Fatima-Zohra Alaoui, director general of Moroccan textile and garment manufacturing association AMITH (Association Marocaine des Industries de Textiles et l’Habillement) says: “During the week of 9 March when Spain went into lockdown, we started to receive order cancellations. Customers told suppliers: ‘Anything that is cut, ship it; if it is not cut, don’t ship it; we’ll come back to you later’.”
The impact has been harsh. Production effectively ground to a halt by 20 March, and factory owners did not have sufficient funds to cover worker salaries.
According to Hichem Mghirbi, owner of Casablanca-based garment producer Groupe Filmod, no clothing companies in Morocco have yet filed for bankruptcy. The government has delayed tax payment deadlines until the end of June, making furlough payments directly to employees of EUR180 (US$202) every month, also payable until the end of June.
Alaoui says that by early April, with Covid-19 now hitting Morocco – by 16 June the country had 8,985 confirmed cases and 212 deaths – factories converted their production lines to making single use masks for both medical staff and the general public. This was in response to new distancing and health protection regulations developed by Morocco’s ministry of public health.
Factories making shopping bags had large stocks of PPE material available for clothing factories to use. However, demand for masks was so high Alaoui says: “We had to mobilise our woven textile and knitting factories to weave fabric to make reusable masks. The industry was able to rapidly pivot, develop and accelerate production over a very short time.”
Mghirbi hopes this work will create backward linkages in Morocco’s clothing and textile sector that will last beyond the pandemic, with businesses now understanding the benefit of cooperating throughout the value chain, developing a new “mindset” in the Moroccan industry.
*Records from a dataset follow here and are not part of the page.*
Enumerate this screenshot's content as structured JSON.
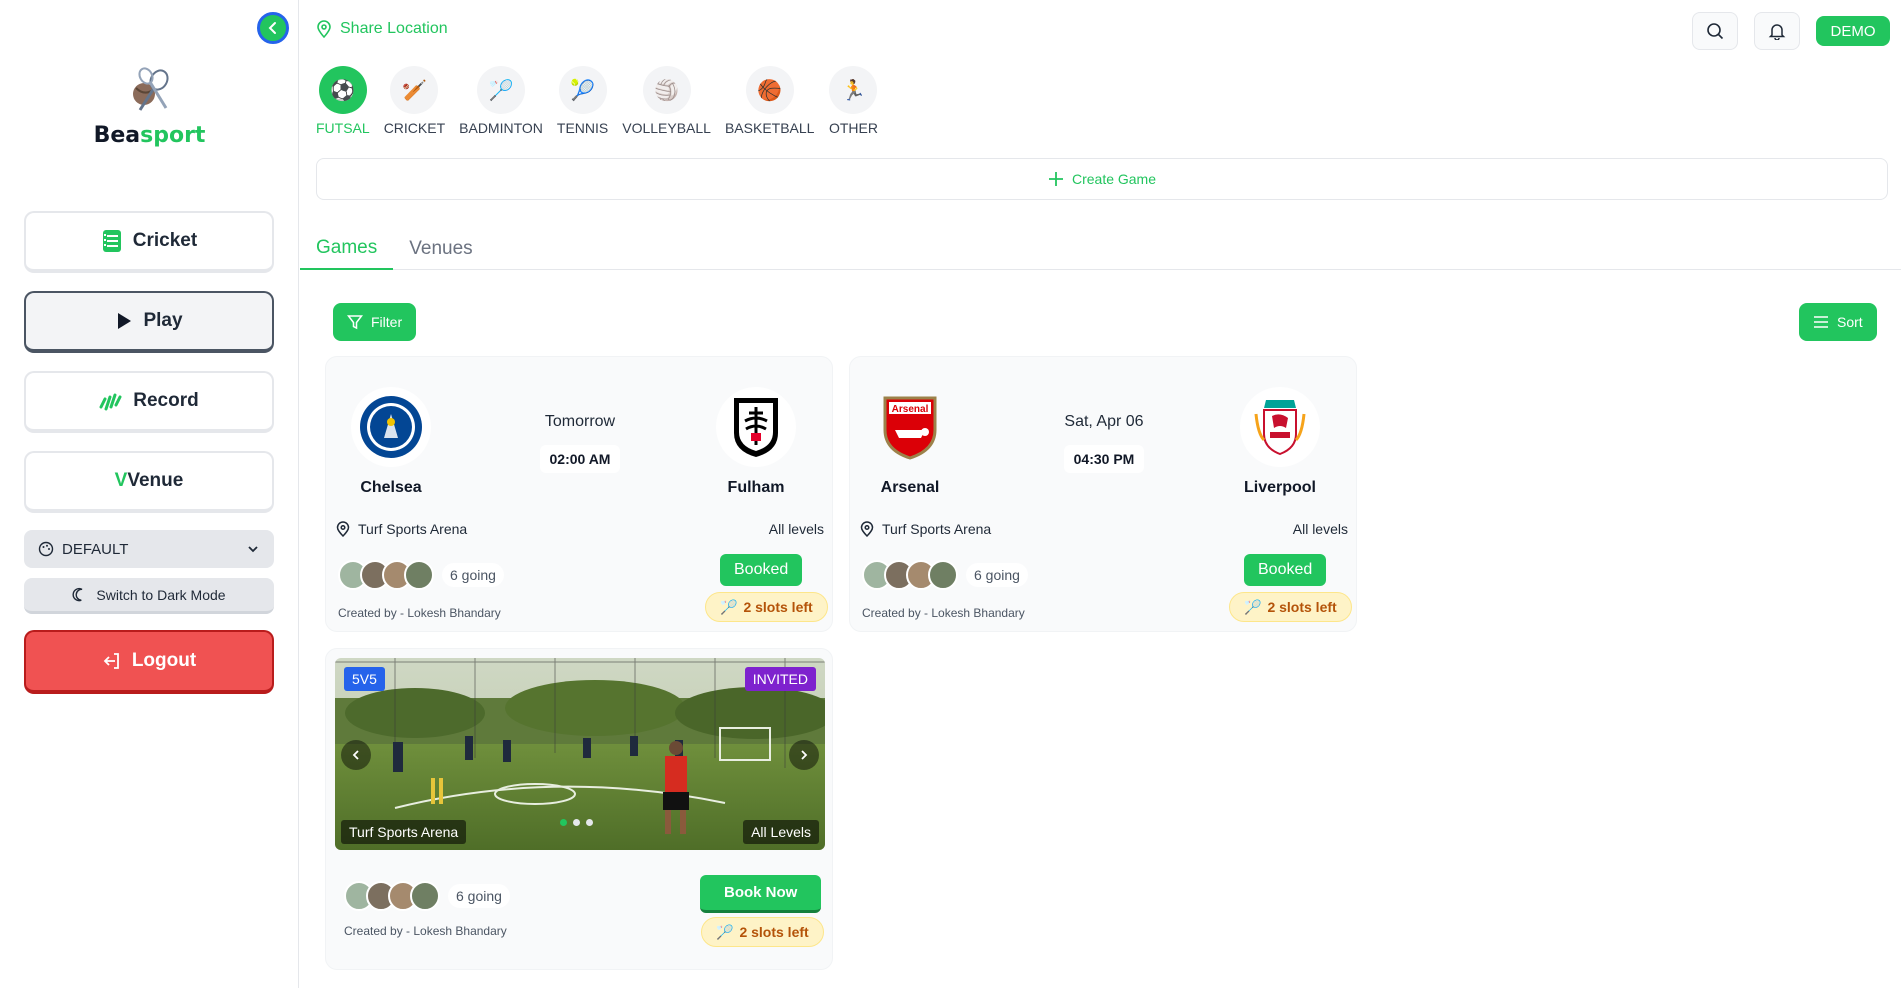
{
  "app": {
    "brand_part1": "Bea",
    "brand_part2": "sport"
  },
  "sidebar": {
    "items": [
      {
        "label": "Cricket",
        "icon": "scorebook-icon"
      },
      {
        "label": "Play",
        "icon": "play-icon"
      },
      {
        "label": "Record",
        "icon": "record-icon"
      },
      {
        "label_prefix": "V",
        "label": "Venue",
        "icon": "venue-icon"
      }
    ],
    "theme_select": "DEFAULT",
    "dark_mode_label": "Switch to Dark Mode",
    "logout_label": "Logout"
  },
  "header": {
    "share_location": "Share Location",
    "demo_badge": "DEMO"
  },
  "sports": [
    {
      "label": "FUTSAL",
      "icon": "⚽",
      "active": true
    },
    {
      "label": "CRICKET",
      "icon": "🏏",
      "active": false
    },
    {
      "label": "BADMINTON",
      "icon": "🏸",
      "active": false
    },
    {
      "label": "TENNIS",
      "icon": "🎾",
      "active": false
    },
    {
      "label": "VOLLEYBALL",
      "icon": "🏐",
      "active": false
    },
    {
      "label": "BASKETBALL",
      "icon": "🏀",
      "active": false
    },
    {
      "label": "OTHER",
      "icon": "🏃",
      "active": false
    }
  ],
  "create_game": "Create Game",
  "tabs": [
    "Games",
    "Venues"
  ],
  "controls": {
    "filter": "Filter",
    "sort": "Sort"
  },
  "games": [
    {
      "home": "Chelsea",
      "away": "Fulham",
      "date": "Tomorrow",
      "time": "02:00 AM",
      "venue": "Turf Sports Arena",
      "levels": "All levels",
      "going": "6 going",
      "created_by": "Created by - Lokesh Bhandary",
      "status": "Booked",
      "slots": "2 slots left",
      "colors": {
        "home": "#034694",
        "away": "#000000"
      }
    },
    {
      "home": "Arsenal",
      "away": "Liverpool",
      "date": "Sat, Apr 06",
      "time": "04:30 PM",
      "venue": "Turf Sports Arena",
      "levels": "All levels",
      "going": "6 going",
      "created_by": "Created by - Lokesh Bhandary",
      "status": "Booked",
      "slots": "2 slots left",
      "colors": {
        "home": "#db0007",
        "away": "#c8102e"
      }
    }
  ],
  "venue_card": {
    "format_tag": "5V5",
    "invite_tag": "INVITED",
    "venue": "Turf Sports Arena",
    "levels": "All Levels",
    "going": "6 going",
    "created_by": "Created by - Lokesh Bhandary",
    "cta": "Book Now",
    "slots": "2 slots left",
    "slide_count": 3,
    "active_slide": 1
  },
  "colors": {
    "accent": "#22c55e",
    "danger": "#f05252",
    "tag_blue": "#2563eb",
    "tag_purple": "#7e22ce"
  }
}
“I hope we are able to invest in spinning and weaving to make a 100% vertical value chain and that this becomes a much wider movement in the industry.”
Looking ahead, AMITH’s Alaoui says European clients such as Spanish fashion giant Inditex, which owns brands including Zara and Bershka, have begun placing small orders with Moroccan suppliers as they test markets to win back retail customer confidence.
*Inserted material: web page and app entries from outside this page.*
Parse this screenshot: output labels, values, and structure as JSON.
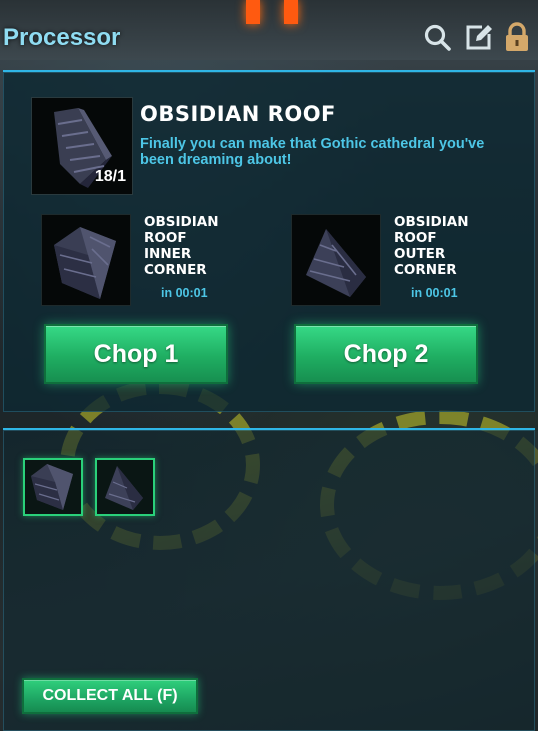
{
  "header": {
    "title": "Processor",
    "icons": [
      "search-icon",
      "edit-icon",
      "lock-icon"
    ]
  },
  "item": {
    "name": "OBSIDIAN ROOF",
    "count": "18/1",
    "description": "Finally you can make that Gothic cathedral you've been dreaming about!"
  },
  "recipes": [
    {
      "name": "OBSIDIAN\nROOF\nINNER\nCORNER",
      "time": "in 00:01",
      "button": "Chop 1"
    },
    {
      "name": "OBSIDIAN\nROOF\nOUTER\nCORNER",
      "time": "in 00:01",
      "button": "Chop 2"
    }
  ],
  "output": {
    "slots": [
      "obsidian-roof-inner-corner",
      "obsidian-roof-outer-corner"
    ],
    "collect_label": "COLLECT ALL (F)"
  },
  "colors": {
    "accent": "#2fb6e6",
    "title": "#8fdcf2",
    "description": "#4dc6e6",
    "button": "#1fae62"
  }
}
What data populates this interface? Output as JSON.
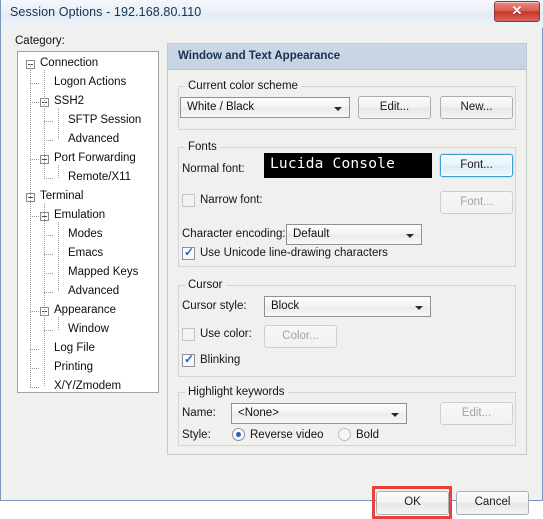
{
  "window": {
    "title": "Session Options - 192.168.80.110",
    "close_glyph": "✕",
    "category_label": "Category:"
  },
  "tree": {
    "items": [
      {
        "label": "Connection",
        "depth": 0,
        "toggle": "minus"
      },
      {
        "label": "Logon Actions",
        "depth": 1,
        "toggle": "none"
      },
      {
        "label": "SSH2",
        "depth": 1,
        "toggle": "minus"
      },
      {
        "label": "SFTP Session",
        "depth": 2,
        "toggle": "none"
      },
      {
        "label": "Advanced",
        "depth": 2,
        "toggle": "none"
      },
      {
        "label": "Port Forwarding",
        "depth": 1,
        "toggle": "minus"
      },
      {
        "label": "Remote/X11",
        "depth": 2,
        "toggle": "none"
      },
      {
        "label": "Terminal",
        "depth": 0,
        "toggle": "minus"
      },
      {
        "label": "Emulation",
        "depth": 1,
        "toggle": "minus"
      },
      {
        "label": "Modes",
        "depth": 2,
        "toggle": "none"
      },
      {
        "label": "Emacs",
        "depth": 2,
        "toggle": "none"
      },
      {
        "label": "Mapped Keys",
        "depth": 2,
        "toggle": "none"
      },
      {
        "label": "Advanced",
        "depth": 2,
        "toggle": "none"
      },
      {
        "label": "Appearance",
        "depth": 1,
        "toggle": "minus"
      },
      {
        "label": "Window",
        "depth": 2,
        "toggle": "none"
      },
      {
        "label": "Log File",
        "depth": 1,
        "toggle": "none"
      },
      {
        "label": "Printing",
        "depth": 1,
        "toggle": "none"
      },
      {
        "label": "X/Y/Zmodem",
        "depth": 1,
        "toggle": "none"
      }
    ]
  },
  "pane": {
    "header": "Window and Text Appearance",
    "color_scheme": {
      "group_title": "Current color scheme",
      "value": "White / Black",
      "edit_label": "Edit...",
      "new_label": "New..."
    },
    "fonts": {
      "group_title": "Fonts",
      "normal_font_label": "Normal font:",
      "normal_font_preview": "Lucida Console",
      "normal_font_button": "Font...",
      "narrow_font_label": "Narrow font:",
      "narrow_font_button": "Font...",
      "encoding_label": "Character encoding:",
      "encoding_value": "Default",
      "unicode_label": "Use Unicode line-drawing characters"
    },
    "cursor": {
      "group_title": "Cursor",
      "style_label": "Cursor style:",
      "style_value": "Block",
      "use_color_label": "Use color:",
      "color_button": "Color...",
      "blinking_label": "Blinking"
    },
    "highlight": {
      "group_title": "Highlight keywords",
      "name_label": "Name:",
      "name_value": "<None>",
      "edit_label": "Edit...",
      "style_label": "Style:",
      "reverse_video_label": "Reverse video",
      "bold_label": "Bold"
    }
  },
  "footer": {
    "ok_label": "OK",
    "cancel_label": "Cancel"
  },
  "colors": {
    "accent": "#2a62b8",
    "header_bar": "#c8d4e4",
    "annotation": "#e8413a",
    "dialog_bg": "#f0f0ee",
    "preview_bg": "#000000",
    "preview_fg": "#ffffff"
  }
}
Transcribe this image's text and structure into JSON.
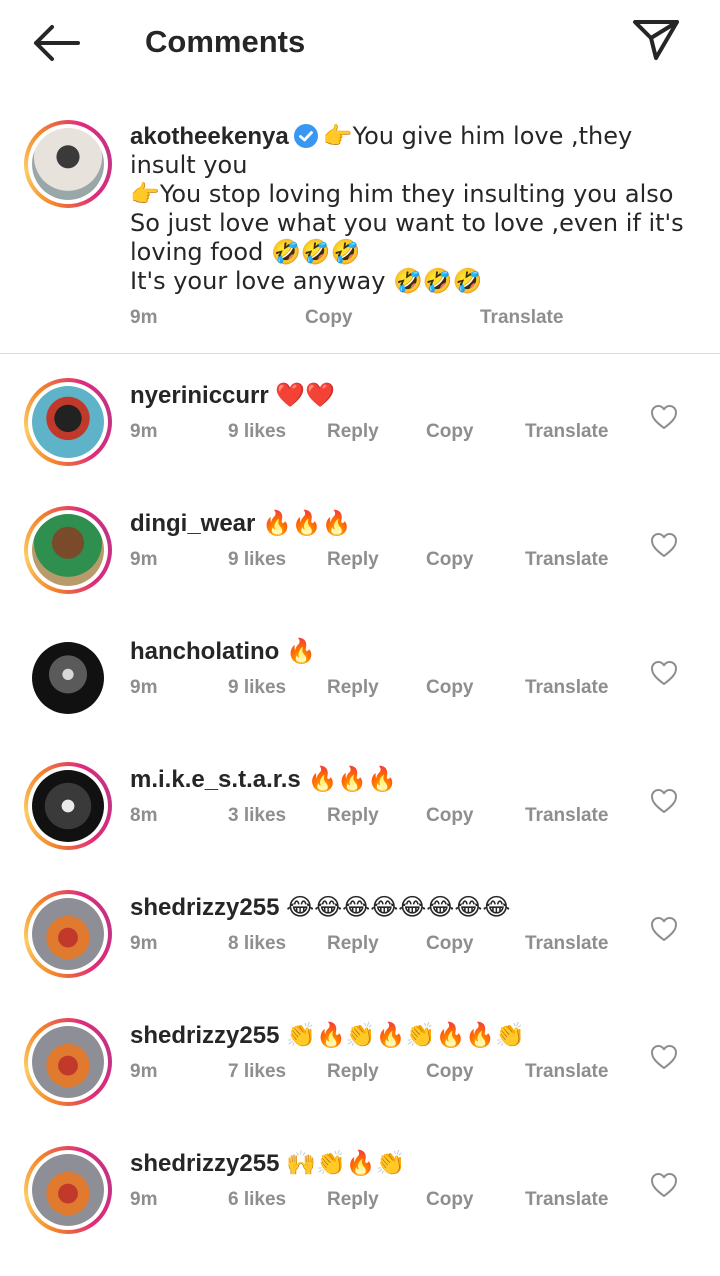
{
  "header": {
    "title": "Comments",
    "back_icon": "arrow-left-icon",
    "send_icon": "paper-plane-icon"
  },
  "caption": {
    "username": "akotheekenya",
    "verified": true,
    "text": "👉You give him love ,they insult you\n👉You stop loving  him they insulting you  also\nSo just love what you want to love ,even if it's loving food 🤣🤣🤣\nIt's your love anyway 🤣🤣🤣",
    "time": "9m",
    "copy": "Copy",
    "translate": "Translate"
  },
  "comments": [
    {
      "username": "nyeriniccurr",
      "text": "❤️❤️",
      "time": "9m",
      "likes": "9 likes",
      "reply": "Reply",
      "copy": "Copy",
      "translate": "Translate"
    },
    {
      "username": "dingi_wear",
      "text": "🔥🔥🔥",
      "time": "9m",
      "likes": "9 likes",
      "reply": "Reply",
      "copy": "Copy",
      "translate": "Translate"
    },
    {
      "username": "hancholatino",
      "text": "🔥",
      "time": "9m",
      "likes": "9 likes",
      "reply": "Reply",
      "copy": "Copy",
      "translate": "Translate"
    },
    {
      "username": "m.i.k.e_s.t.a.r.s",
      "text": "🔥🔥🔥",
      "time": "8m",
      "likes": "3 likes",
      "reply": "Reply",
      "copy": "Copy",
      "translate": "Translate"
    },
    {
      "username": "shedrizzy255",
      "text": "😂😂😂😂😂😂😂😂",
      "time": "9m",
      "likes": "8 likes",
      "reply": "Reply",
      "copy": "Copy",
      "translate": "Translate"
    },
    {
      "username": "shedrizzy255",
      "text": "👏🔥👏🔥👏🔥🔥👏",
      "time": "9m",
      "likes": "7 likes",
      "reply": "Reply",
      "copy": "Copy",
      "translate": "Translate"
    },
    {
      "username": "shedrizzy255",
      "text": "🙌👏🔥👏",
      "time": "9m",
      "likes": "6 likes",
      "reply": "Reply",
      "copy": "Copy",
      "translate": "Translate"
    }
  ],
  "colors": {
    "text": "#262626",
    "meta": "#8e8e8e",
    "verified": "#3897f0",
    "divider": "#dbdbdb"
  }
}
Mghirbi says his company is fortunate as its main production season begins in July, producing winter coats: “From the beginning of July, I can fill all my capacity.” But he stresses companies focused on spring/summer ranges have suffered more, losing trade during the peak production month of March for near-shore orders.
He believes Morocco’s industry needs to “monitor what is going on, see how sales go and move faster in the right direction” once market intelligence is gathered.
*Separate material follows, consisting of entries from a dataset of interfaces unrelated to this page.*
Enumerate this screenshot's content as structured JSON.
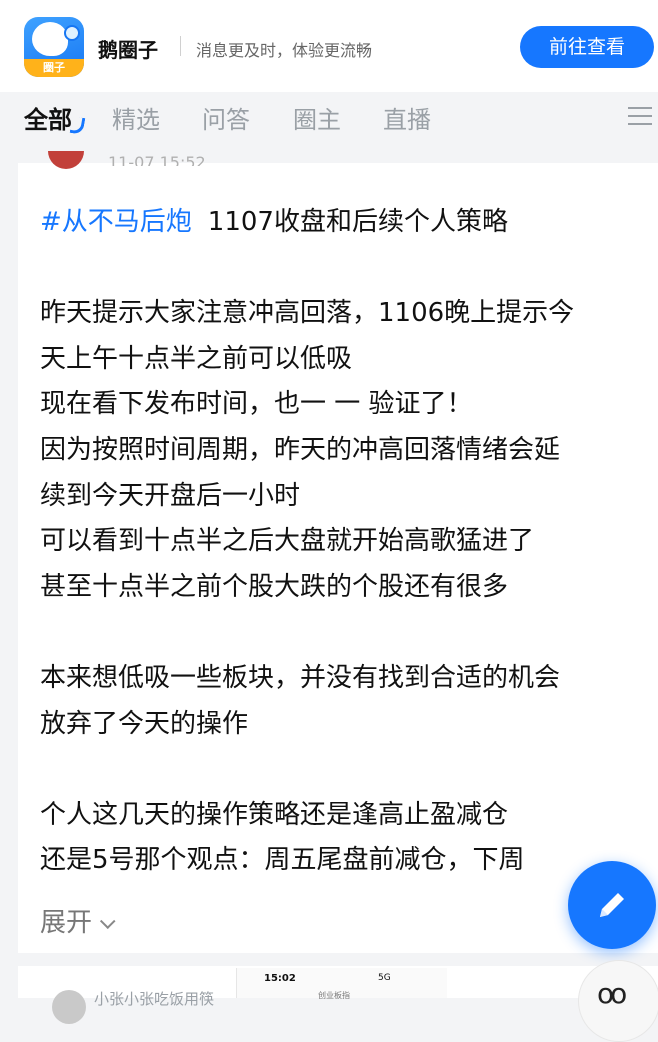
{
  "banner": {
    "logo_tag": "圈子",
    "app_name": "鹅圈子",
    "slogan": "消息更及时，体验更流畅",
    "open_button": "前往查看"
  },
  "tabs": [
    {
      "label": "全部",
      "active": true
    },
    {
      "label": "精选",
      "active": false
    },
    {
      "label": "问答",
      "active": false
    },
    {
      "label": "圈主",
      "active": false
    },
    {
      "label": "直播",
      "active": false
    }
  ],
  "post": {
    "timestamp": "11-07 15:52",
    "hashtag": "#从不马后炮",
    "title": "1107收盘和后续个人策略",
    "lines": [
      "昨天提示大家注意冲高回落，1106晚上提示今",
      "天上午十点半之前可以低吸",
      "现在看下发布时间，也一 一 验证了！",
      "因为按照时间周期，昨天的冲高回落情绪会延",
      "续到今天开盘后一小时",
      "可以看到十点半之后大盘就开始高歌猛进了",
      "甚至十点半之前个股大跌的个股还有很多",
      "本来想低吸一些板块，并没有找到合适的机会",
      "放弃了今天的操作",
      "个人这几天的操作策略还是逢高止盈减仓",
      "还是5号那个观点：周五尾盘前减仓，下周"
    ],
    "expand_label": "展开"
  },
  "next_post": {
    "username": "小张小张吃饭用筷",
    "thumb_time": "15:02",
    "thumb_status": "5G",
    "thumb_app": "创业板指"
  },
  "comment_icon": "oo",
  "colors": {
    "accent": "#1677ff",
    "background": "#f3f4f6",
    "card": "#ffffff"
  }
}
He says manufacturers need to focus on “sustainability, flexibility and online customers,” stressing that the pandemic is accelerating these key trends, driven by “Millennial customers” focused on “online shopping, sustainable fashion and personalisation.”
The company boss thinks Morocco needs to be ready for a potential increase in orders in the medium-term, predicting that the “pandemic will change sourcing habits from the Far East towards sourcing from the EuroMed region, so this is an opportunity,” adding: “We have to be both optimistic and realistic, and we have to focus on adaptability and resilience.”
Before the pandemic hit, Morocco’s textile and garment industry was undergoing an intense process of redevelopment to better align with industry demands in areas from fast fashion to sustainable production.